▶ _Data section_:

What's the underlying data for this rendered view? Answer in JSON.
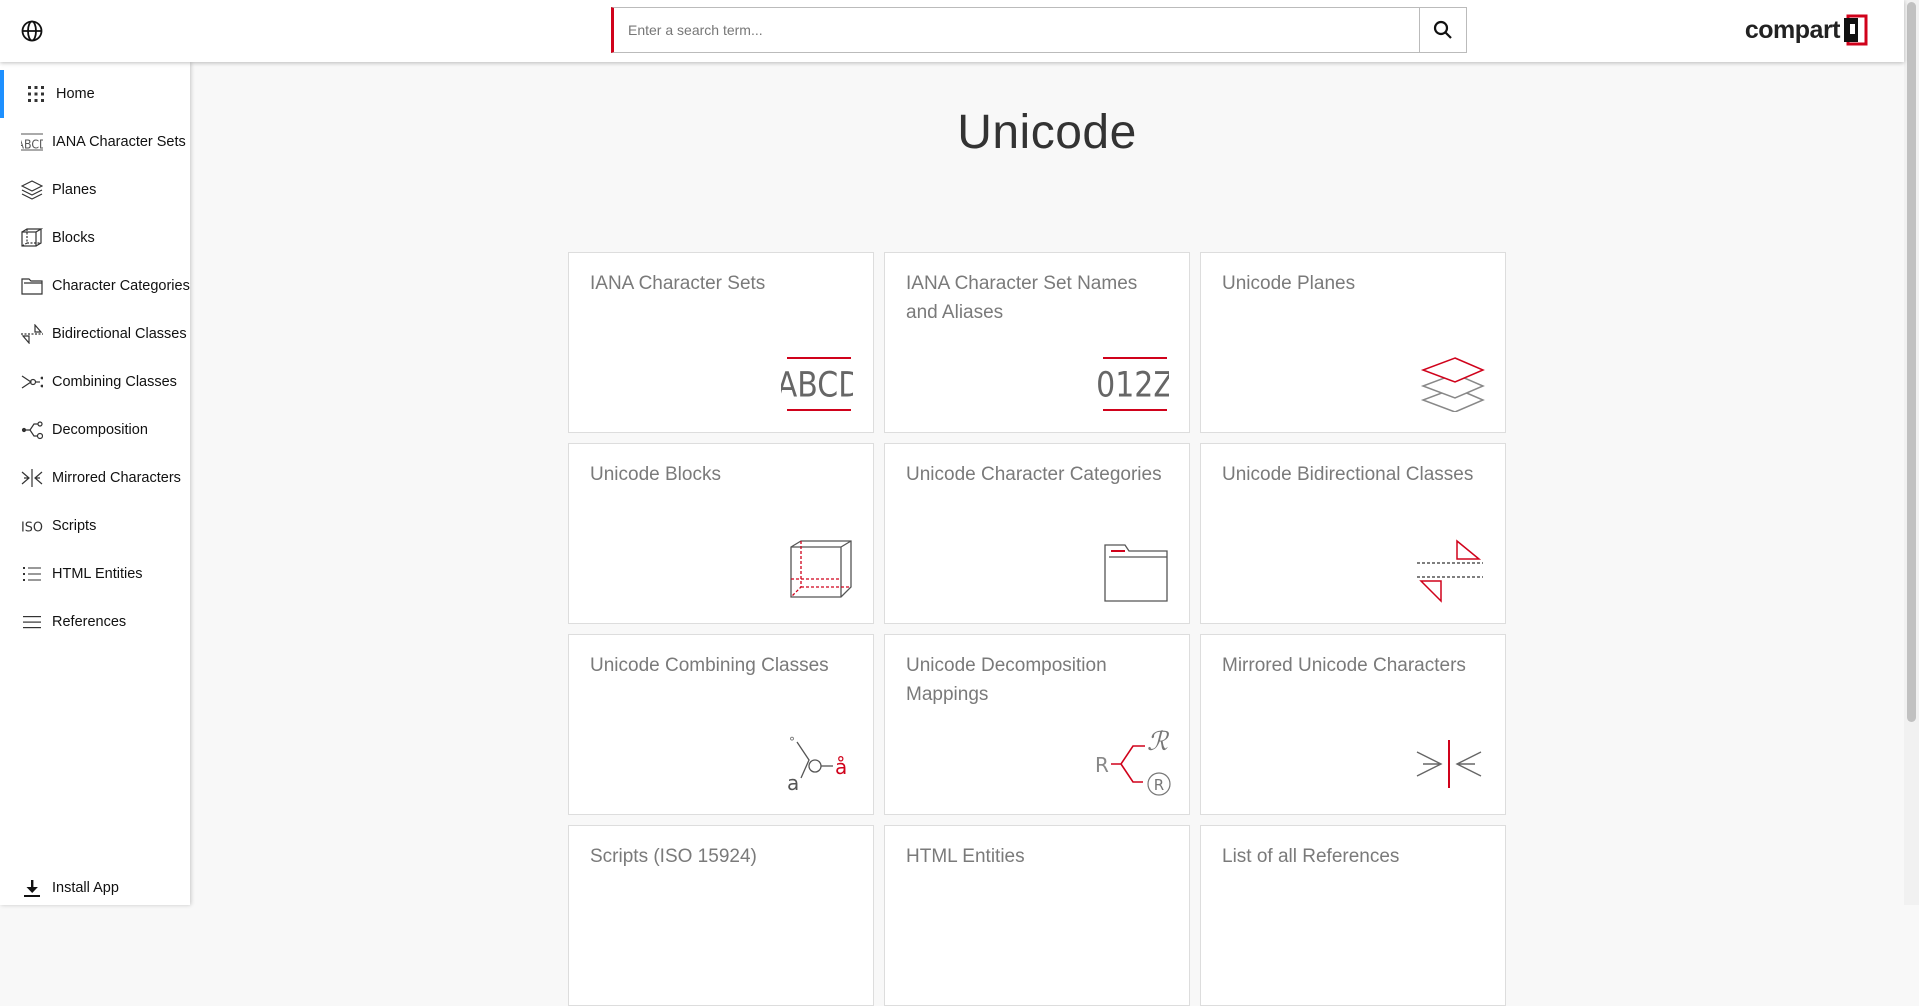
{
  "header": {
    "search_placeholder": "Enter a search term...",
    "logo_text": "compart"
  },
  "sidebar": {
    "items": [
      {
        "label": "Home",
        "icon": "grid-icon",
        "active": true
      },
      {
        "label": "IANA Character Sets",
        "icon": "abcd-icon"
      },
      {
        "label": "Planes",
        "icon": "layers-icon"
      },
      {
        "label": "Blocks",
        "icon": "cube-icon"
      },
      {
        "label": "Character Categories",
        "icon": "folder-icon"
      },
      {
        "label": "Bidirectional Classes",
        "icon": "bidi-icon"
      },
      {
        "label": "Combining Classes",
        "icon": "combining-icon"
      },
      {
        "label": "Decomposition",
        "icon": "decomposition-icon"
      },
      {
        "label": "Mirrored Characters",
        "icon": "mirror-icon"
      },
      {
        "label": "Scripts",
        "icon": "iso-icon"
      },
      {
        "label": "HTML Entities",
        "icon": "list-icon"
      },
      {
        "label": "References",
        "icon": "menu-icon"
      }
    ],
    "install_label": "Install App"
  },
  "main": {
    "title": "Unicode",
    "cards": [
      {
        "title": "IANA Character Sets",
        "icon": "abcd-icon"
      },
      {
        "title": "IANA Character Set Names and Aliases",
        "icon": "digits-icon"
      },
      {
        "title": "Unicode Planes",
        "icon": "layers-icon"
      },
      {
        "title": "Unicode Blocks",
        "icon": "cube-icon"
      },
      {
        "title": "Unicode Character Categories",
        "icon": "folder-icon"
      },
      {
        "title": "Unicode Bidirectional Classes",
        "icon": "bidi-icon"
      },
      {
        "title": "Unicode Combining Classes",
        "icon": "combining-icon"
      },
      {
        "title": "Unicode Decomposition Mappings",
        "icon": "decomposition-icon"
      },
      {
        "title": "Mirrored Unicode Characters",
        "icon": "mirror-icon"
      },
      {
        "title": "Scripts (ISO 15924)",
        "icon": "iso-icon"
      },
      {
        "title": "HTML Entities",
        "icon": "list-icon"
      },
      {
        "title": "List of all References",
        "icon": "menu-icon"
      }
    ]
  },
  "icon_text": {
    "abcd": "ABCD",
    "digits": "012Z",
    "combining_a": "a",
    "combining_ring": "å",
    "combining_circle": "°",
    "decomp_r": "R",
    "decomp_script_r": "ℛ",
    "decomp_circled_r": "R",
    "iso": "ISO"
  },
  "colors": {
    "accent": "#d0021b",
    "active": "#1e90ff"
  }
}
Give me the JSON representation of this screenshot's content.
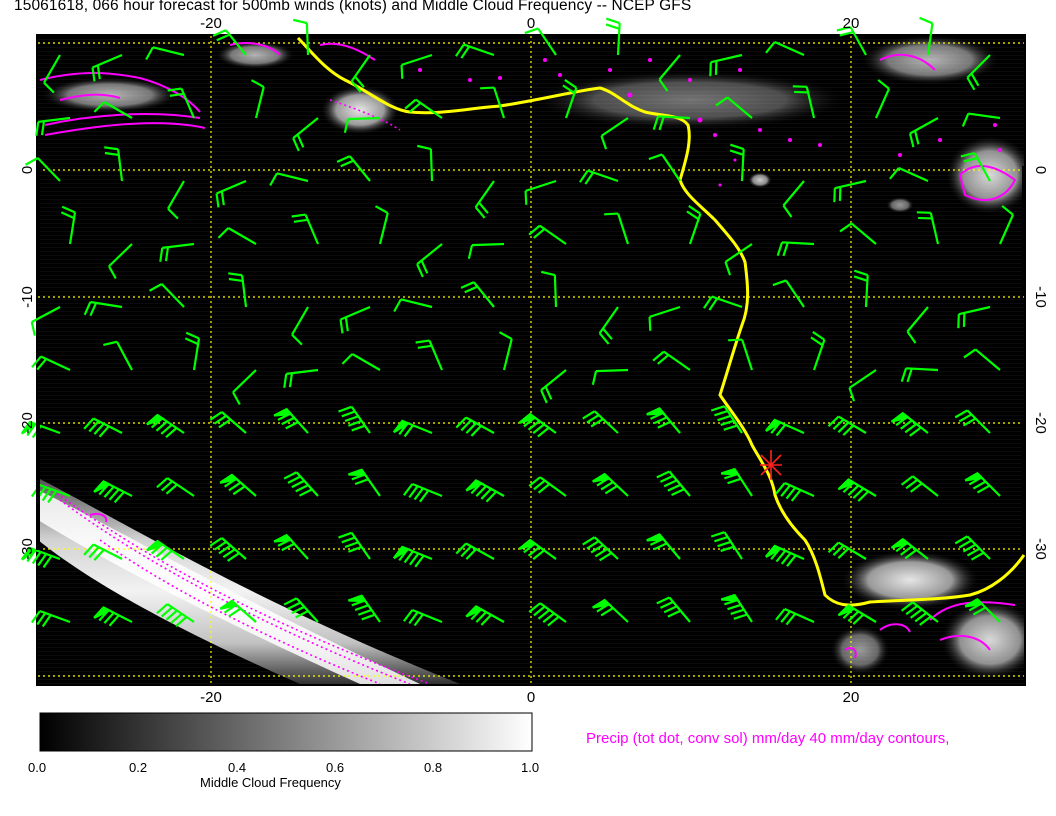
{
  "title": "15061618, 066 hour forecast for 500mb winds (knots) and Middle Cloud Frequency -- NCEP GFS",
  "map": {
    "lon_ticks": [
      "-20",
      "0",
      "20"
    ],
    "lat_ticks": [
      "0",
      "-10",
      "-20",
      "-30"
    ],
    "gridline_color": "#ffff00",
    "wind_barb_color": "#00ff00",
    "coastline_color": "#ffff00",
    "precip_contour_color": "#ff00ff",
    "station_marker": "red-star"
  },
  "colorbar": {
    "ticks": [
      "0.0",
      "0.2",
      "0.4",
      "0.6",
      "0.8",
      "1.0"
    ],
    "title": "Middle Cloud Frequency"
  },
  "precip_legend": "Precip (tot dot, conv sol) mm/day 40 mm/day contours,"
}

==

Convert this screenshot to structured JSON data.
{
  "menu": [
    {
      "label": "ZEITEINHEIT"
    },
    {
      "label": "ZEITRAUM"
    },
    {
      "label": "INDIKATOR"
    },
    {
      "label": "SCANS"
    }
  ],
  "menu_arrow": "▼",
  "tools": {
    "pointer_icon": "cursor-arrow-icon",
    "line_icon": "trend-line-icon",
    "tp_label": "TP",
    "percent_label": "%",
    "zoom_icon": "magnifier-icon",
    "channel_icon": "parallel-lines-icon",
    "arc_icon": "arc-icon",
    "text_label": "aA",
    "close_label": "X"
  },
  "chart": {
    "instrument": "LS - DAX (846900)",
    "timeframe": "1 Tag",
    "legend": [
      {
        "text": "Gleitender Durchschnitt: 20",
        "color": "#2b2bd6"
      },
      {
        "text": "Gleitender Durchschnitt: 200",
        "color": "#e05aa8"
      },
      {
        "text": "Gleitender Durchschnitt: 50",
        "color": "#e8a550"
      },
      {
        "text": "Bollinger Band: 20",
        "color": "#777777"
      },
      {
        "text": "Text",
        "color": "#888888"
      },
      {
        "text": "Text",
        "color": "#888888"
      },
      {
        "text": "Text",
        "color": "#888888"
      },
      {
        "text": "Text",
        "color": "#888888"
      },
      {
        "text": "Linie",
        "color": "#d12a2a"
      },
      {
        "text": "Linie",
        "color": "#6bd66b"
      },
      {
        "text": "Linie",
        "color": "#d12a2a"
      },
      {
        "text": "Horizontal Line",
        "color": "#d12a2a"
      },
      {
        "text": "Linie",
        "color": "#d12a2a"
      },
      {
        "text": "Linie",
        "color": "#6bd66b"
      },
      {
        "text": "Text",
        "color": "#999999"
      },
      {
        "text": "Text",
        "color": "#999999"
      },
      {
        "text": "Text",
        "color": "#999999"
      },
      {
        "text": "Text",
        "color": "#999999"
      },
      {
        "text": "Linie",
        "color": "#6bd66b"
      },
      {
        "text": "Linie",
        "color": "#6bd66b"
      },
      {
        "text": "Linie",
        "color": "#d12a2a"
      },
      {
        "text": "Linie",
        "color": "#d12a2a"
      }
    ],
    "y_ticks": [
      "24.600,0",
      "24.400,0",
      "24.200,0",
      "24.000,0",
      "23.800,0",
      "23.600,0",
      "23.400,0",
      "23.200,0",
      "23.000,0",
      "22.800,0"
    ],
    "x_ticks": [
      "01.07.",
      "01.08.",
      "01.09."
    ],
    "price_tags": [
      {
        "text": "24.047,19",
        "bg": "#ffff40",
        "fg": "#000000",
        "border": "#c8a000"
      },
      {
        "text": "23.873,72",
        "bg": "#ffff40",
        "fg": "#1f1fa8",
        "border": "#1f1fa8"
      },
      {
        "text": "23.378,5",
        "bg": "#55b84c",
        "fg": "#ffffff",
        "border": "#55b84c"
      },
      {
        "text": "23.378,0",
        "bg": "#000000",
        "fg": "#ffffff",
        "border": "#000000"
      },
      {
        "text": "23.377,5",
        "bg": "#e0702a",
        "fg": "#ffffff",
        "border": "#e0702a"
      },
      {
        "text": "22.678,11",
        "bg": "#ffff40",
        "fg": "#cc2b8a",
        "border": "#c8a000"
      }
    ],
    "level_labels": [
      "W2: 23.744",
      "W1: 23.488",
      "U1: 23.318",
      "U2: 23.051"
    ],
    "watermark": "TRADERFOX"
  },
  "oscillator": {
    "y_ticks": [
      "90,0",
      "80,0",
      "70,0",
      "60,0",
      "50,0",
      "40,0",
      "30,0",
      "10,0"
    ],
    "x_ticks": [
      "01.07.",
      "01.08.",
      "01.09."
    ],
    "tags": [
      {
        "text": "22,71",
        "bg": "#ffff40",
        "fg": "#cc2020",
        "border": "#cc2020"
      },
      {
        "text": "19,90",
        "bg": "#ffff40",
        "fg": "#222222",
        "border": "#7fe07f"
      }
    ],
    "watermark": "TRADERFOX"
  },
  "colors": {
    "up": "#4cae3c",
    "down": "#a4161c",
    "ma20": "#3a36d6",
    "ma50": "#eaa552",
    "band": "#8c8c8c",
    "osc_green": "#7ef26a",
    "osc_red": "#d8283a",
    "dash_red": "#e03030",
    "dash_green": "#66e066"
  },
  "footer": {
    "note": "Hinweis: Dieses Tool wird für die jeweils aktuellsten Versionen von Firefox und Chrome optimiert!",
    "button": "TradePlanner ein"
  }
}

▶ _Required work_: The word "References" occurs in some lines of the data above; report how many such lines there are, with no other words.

▶ _Answer for the task_: 2